greater receptivity to coaching and change. Our effectiveness increases
as a result.
When teachers give feedback to students, it is
often negative. Using the "Sandwich Technique" while coaching, we create
a better balance between positive and negative feedback. We show students
what they are doing well and what they might change.
"Nightmare" students present unique and creative
challenges. There are the "unmotivated," "critics," "minimalists," and
"tormentors." Like sleeping nightmares, we wish they did not exist,
but they do. How we teach can also make normal students into nightmares.
Is Always Possible
When circumstances seem too limiting, we may
play it safe and take a conventional approach rather than be creative.
Imposed requirements or teaching a large class may weaken our resolve
to the point where we forget that using a creative approach is always
"Wisdom" is not a word often heard in teaching.
Yet, when we ask questions about wisdom, the mind gladly seeks answers.
We discover the power of wisdom to open new understandings about any
issue. We use wisdom as a crucial part of our creativity as teachers.
24: Looking Back
Creative teaching enlivens education, deepens
a teacher's impact on the thinking and lives of students, and leads
to a sense of greater fulfillment. Imagining those possibilities for

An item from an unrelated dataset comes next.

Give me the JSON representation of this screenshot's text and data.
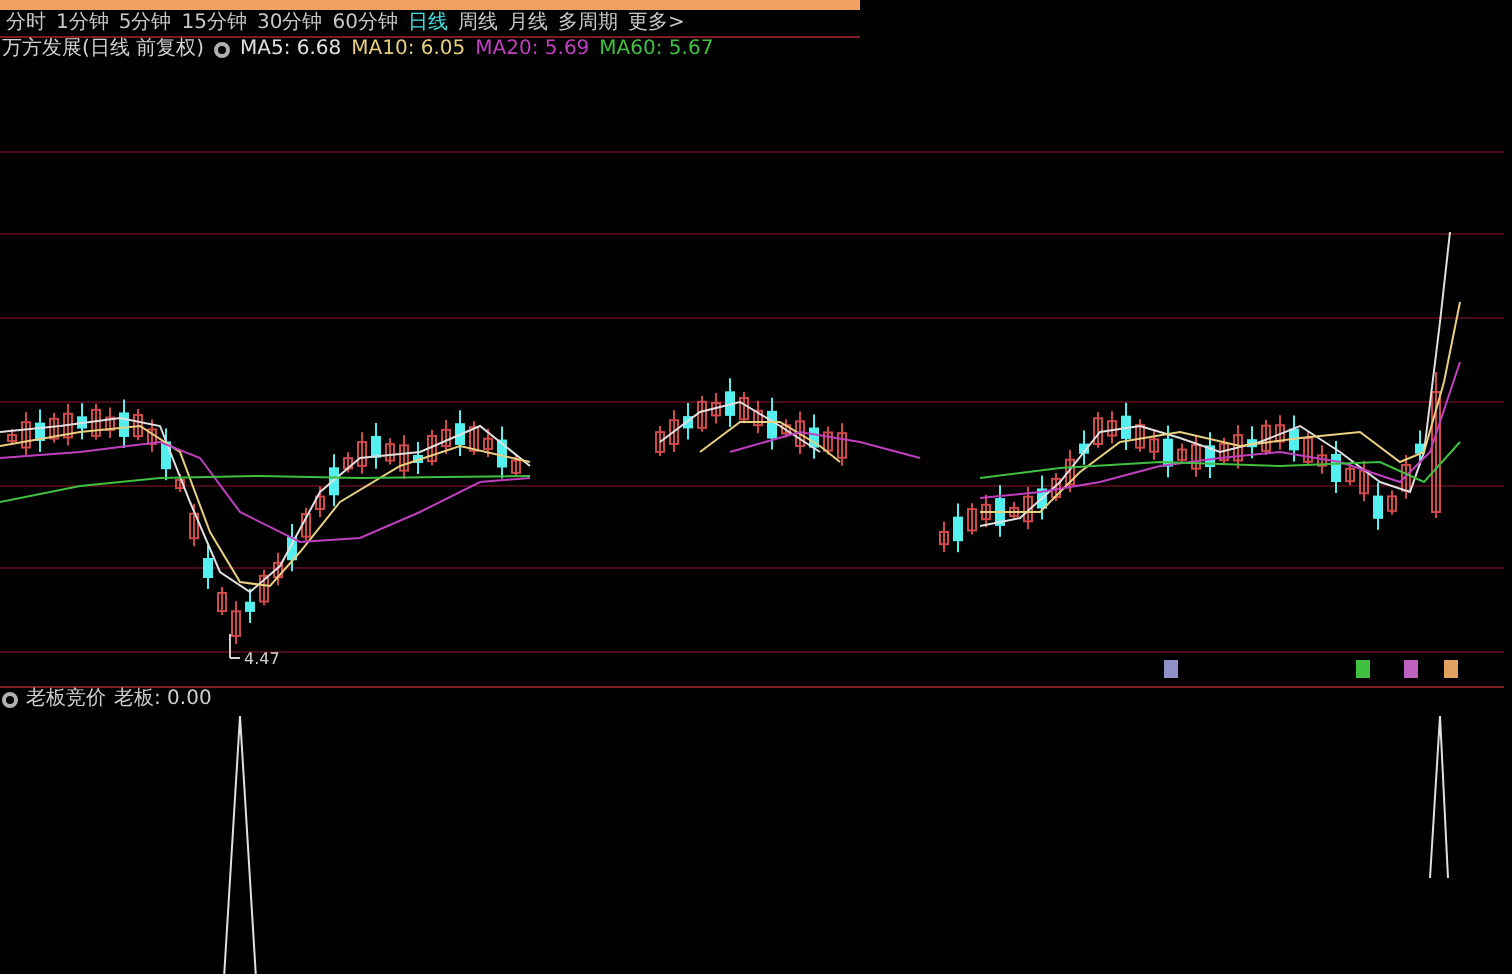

ourselves, we discover why we became teachers.
To buy the book, go
to Green Dragon Books.